*Activity*: For each entry below, write an exact copy and leave out the images.
..............................
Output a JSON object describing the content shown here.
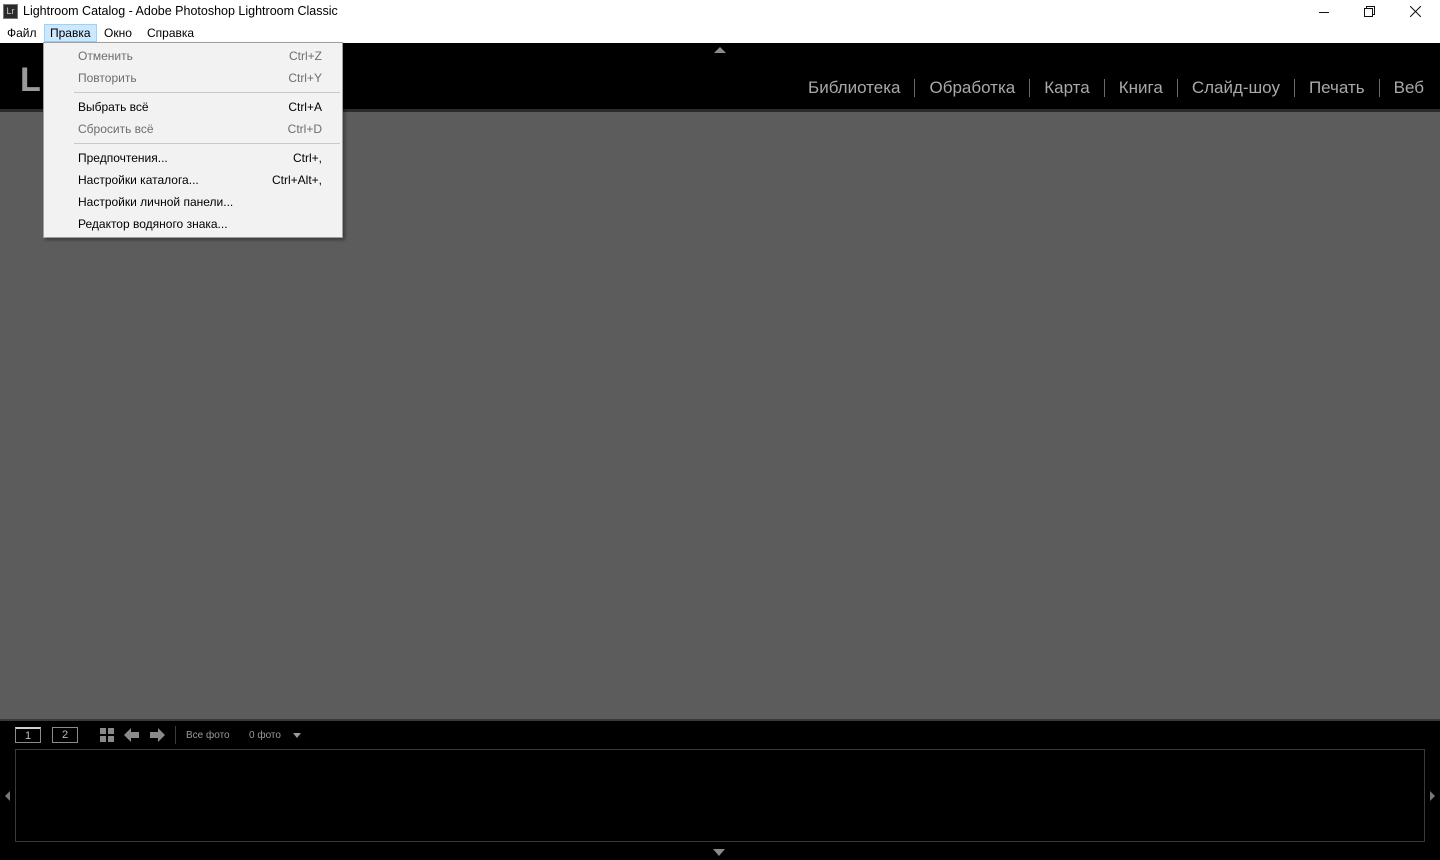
{
  "window": {
    "title": "Lightroom Catalog - Adobe Photoshop Lightroom Classic",
    "app_icon_text": "Lr",
    "controls": [
      "minimize-icon",
      "restore-icon",
      "close-icon"
    ]
  },
  "menubar": {
    "items": [
      {
        "label": "Файл",
        "active": false
      },
      {
        "label": "Правка",
        "active": true
      },
      {
        "label": "Окно",
        "active": false
      },
      {
        "label": "Справка",
        "active": false
      }
    ]
  },
  "edit_menu": {
    "items": [
      {
        "label": "Отменить",
        "shortcut": "Ctrl+Z",
        "enabled": false
      },
      {
        "label": "Повторить",
        "shortcut": "Ctrl+Y",
        "enabled": false
      },
      {
        "label": "Выбрать всё",
        "shortcut": "Ctrl+A",
        "enabled": true
      },
      {
        "label": "Сбросить всё",
        "shortcut": "Ctrl+D",
        "enabled": false
      },
      {
        "label": "Предпочтения...",
        "shortcut": "Ctrl+,",
        "enabled": true
      },
      {
        "label": "Настройки каталога...",
        "shortcut": "Ctrl+Alt+,",
        "enabled": true
      },
      {
        "label": "Настройки личной панели...",
        "shortcut": "",
        "enabled": true
      },
      {
        "label": "Редактор водяного знака...",
        "shortcut": "",
        "enabled": true
      }
    ]
  },
  "top_panel": {
    "logo": "Lr",
    "modules": [
      "Библиотека",
      "Обработка",
      "Карта",
      "Книга",
      "Слайд-шоу",
      "Печать",
      "Веб"
    ]
  },
  "filmstrip": {
    "screen_buttons": [
      "1",
      "2"
    ],
    "source_label": "Все фото",
    "count_label": "0 фото"
  },
  "colors": {
    "background": "#5c5c5c",
    "panel": "#000000",
    "menu_highlight": "#cce8ff",
    "module_text": "#a9a9a9"
  }
}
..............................
*Completed task*:
Output a JSON object describing the content shown here.
{
  "window": {
    "title": "Lightroom Catalog - Adobe Photoshop Lightroom Classic",
    "app_icon_text": "Lr",
    "controls": [
      "minimize-icon",
      "restore-icon",
      "close-icon"
    ]
  },
  "menubar": {
    "items": [
      {
        "label": "Файл",
        "active": false
      },
      {
        "label": "Правка",
        "active": true
      },
      {
        "label": "Окно",
        "active": false
      },
      {
        "label": "Справка",
        "active": false
      }
    ]
  },
  "edit_menu": {
    "items": [
      {
        "label": "Отменить",
        "shortcut": "Ctrl+Z",
        "enabled": false
      },
      {
        "label": "Повторить",
        "shortcut": "Ctrl+Y",
        "enabled": false
      },
      {
        "label": "Выбрать всё",
        "shortcut": "Ctrl+A",
        "enabled": true
      },
      {
        "label": "Сбросить всё",
        "shortcut": "Ctrl+D",
        "enabled": false
      },
      {
        "label": "Предпочтения...",
        "shortcut": "Ctrl+,",
        "enabled": true
      },
      {
        "label": "Настройки каталога...",
        "shortcut": "Ctrl+Alt+,",
        "enabled": true
      },
      {
        "label": "Настройки личной панели...",
        "shortcut": "",
        "enabled": true
      },
      {
        "label": "Редактор водяного знака...",
        "shortcut": "",
        "enabled": true
      }
    ]
  },
  "top_panel": {
    "logo": "Lr",
    "modules": [
      "Библиотека",
      "Обработка",
      "Карта",
      "Книга",
      "Слайд-шоу",
      "Печать",
      "Веб"
    ]
  },
  "filmstrip": {
    "screen_buttons": [
      "1",
      "2"
    ],
    "source_label": "Все фото",
    "count_label": "0 фото"
  },
  "colors": {
    "background": "#5c5c5c",
    "panel": "#000000",
    "menu_highlight": "#cce8ff",
    "module_text": "#a9a9a9"
  }
}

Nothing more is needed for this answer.